Where a beneficiary has set up a payable on death or transfer on death designation, the account will pass automatically to the named beneficiary as a nontestamentary transfer - without a need for probate. Where a TOD or POD instructs the bank to distribute the account to a trust, it is often necessary to provide the bank with an updated trust certificate of authority and death certificate.
Where a POD or TOD instructs a bank to distribute the account to named individuals, they will usually need to appear at the bank personally and provide a death certificate in order to access the bank funds.
If no beneficiary is listed on the bank account, it may be necessary to either provide the bank with a small estates affidavit or initiate a probate. If the estate is small (under $100,000), the small estate affidavit may work.
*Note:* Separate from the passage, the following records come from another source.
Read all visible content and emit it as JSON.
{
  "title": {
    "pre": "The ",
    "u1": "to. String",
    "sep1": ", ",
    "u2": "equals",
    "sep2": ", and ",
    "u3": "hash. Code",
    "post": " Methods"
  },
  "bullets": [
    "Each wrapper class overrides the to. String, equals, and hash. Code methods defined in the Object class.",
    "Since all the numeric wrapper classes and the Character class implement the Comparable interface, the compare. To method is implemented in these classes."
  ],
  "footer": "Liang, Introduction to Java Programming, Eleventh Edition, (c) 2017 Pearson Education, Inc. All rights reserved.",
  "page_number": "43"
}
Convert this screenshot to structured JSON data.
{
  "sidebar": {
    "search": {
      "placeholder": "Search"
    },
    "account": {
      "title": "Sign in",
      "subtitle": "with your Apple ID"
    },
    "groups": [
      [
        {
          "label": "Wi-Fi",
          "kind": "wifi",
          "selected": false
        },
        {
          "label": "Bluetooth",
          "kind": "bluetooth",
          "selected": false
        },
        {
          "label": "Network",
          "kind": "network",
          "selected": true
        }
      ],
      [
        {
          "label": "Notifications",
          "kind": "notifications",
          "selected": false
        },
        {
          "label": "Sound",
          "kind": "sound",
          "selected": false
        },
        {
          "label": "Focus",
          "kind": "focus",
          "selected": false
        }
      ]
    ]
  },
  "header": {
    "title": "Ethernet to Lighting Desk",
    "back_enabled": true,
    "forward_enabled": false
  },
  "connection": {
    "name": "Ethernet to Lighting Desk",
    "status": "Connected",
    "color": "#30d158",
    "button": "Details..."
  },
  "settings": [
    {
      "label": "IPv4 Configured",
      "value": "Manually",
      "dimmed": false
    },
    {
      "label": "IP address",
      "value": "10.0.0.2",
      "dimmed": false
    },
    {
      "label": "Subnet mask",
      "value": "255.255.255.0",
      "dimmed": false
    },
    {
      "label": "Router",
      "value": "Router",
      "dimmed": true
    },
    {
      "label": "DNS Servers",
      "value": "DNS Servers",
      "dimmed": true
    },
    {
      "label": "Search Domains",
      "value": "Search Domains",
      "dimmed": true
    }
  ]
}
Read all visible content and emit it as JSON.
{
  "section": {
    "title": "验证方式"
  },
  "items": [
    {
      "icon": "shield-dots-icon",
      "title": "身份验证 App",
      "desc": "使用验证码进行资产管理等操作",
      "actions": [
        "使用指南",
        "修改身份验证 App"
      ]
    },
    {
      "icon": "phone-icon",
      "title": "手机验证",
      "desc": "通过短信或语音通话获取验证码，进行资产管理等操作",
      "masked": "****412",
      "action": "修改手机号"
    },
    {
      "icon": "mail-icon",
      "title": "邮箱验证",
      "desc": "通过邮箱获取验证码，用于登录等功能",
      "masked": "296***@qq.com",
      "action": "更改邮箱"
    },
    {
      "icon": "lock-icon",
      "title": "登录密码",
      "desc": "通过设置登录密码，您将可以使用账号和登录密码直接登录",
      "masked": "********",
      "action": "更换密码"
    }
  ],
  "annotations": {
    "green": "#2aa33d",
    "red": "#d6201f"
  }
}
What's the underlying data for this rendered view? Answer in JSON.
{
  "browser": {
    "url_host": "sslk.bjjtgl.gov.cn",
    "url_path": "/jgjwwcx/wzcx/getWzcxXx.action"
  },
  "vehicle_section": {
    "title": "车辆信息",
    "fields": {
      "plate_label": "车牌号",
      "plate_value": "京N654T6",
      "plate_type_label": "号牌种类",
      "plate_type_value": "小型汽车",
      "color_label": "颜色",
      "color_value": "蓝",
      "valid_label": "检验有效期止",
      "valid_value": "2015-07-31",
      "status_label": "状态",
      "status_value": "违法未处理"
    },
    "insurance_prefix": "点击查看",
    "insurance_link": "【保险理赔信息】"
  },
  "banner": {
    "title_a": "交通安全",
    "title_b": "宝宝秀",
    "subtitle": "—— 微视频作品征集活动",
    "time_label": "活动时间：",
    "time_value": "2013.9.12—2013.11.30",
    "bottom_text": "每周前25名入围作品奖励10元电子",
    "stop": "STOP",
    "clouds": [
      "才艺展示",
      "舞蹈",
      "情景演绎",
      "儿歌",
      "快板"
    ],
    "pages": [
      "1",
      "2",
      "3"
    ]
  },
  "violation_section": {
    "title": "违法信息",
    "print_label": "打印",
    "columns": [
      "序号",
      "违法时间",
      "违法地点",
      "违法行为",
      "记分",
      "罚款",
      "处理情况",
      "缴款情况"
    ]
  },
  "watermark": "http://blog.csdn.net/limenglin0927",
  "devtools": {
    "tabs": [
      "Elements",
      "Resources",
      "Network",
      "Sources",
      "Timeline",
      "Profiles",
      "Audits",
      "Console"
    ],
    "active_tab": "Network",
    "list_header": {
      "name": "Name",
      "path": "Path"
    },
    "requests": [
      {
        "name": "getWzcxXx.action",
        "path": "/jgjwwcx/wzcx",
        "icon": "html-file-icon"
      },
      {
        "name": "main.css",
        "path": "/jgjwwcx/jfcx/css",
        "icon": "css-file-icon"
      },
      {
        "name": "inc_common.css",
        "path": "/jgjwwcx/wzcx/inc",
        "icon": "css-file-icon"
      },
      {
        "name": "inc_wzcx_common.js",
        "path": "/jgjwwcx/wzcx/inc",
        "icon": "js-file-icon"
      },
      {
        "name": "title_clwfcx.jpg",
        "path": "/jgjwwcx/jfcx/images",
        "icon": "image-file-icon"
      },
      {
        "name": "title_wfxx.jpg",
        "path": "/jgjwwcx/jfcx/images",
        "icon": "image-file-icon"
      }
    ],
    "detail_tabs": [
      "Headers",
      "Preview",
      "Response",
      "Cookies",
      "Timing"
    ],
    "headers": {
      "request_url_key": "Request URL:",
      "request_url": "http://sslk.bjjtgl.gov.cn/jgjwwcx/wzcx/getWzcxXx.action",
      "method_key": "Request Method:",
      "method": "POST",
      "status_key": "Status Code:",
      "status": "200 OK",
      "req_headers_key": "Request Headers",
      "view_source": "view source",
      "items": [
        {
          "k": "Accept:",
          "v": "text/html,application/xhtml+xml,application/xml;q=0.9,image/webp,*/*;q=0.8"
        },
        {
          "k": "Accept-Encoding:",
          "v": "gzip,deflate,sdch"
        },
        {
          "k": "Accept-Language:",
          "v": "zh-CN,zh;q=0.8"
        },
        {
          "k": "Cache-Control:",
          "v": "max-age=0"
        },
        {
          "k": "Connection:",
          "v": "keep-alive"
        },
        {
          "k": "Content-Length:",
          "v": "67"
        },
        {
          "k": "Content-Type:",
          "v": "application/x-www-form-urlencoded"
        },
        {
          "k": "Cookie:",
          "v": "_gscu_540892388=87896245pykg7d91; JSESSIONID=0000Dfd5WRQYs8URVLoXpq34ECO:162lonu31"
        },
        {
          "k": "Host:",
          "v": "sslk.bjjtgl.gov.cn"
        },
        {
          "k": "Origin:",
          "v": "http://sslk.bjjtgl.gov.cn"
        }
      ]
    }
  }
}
If the estate is large, probate may be necessary.
It may be easiest to identify and locate a deceased person's safe deposit boxes by looking through their most recent bank statements. If the deceased person worked with the bank to list a joint tenant for their safe deposit box on the lease, then access to the box should be straight forward. Utah Code Annotated 75-6-201(3) provides for easy access to a joint tenant on a safe deposit box lease agreement.
However, if no person was given access to the bank deposit box, it may be necessary to appoint an executor or personal representative to access the safe deposit box.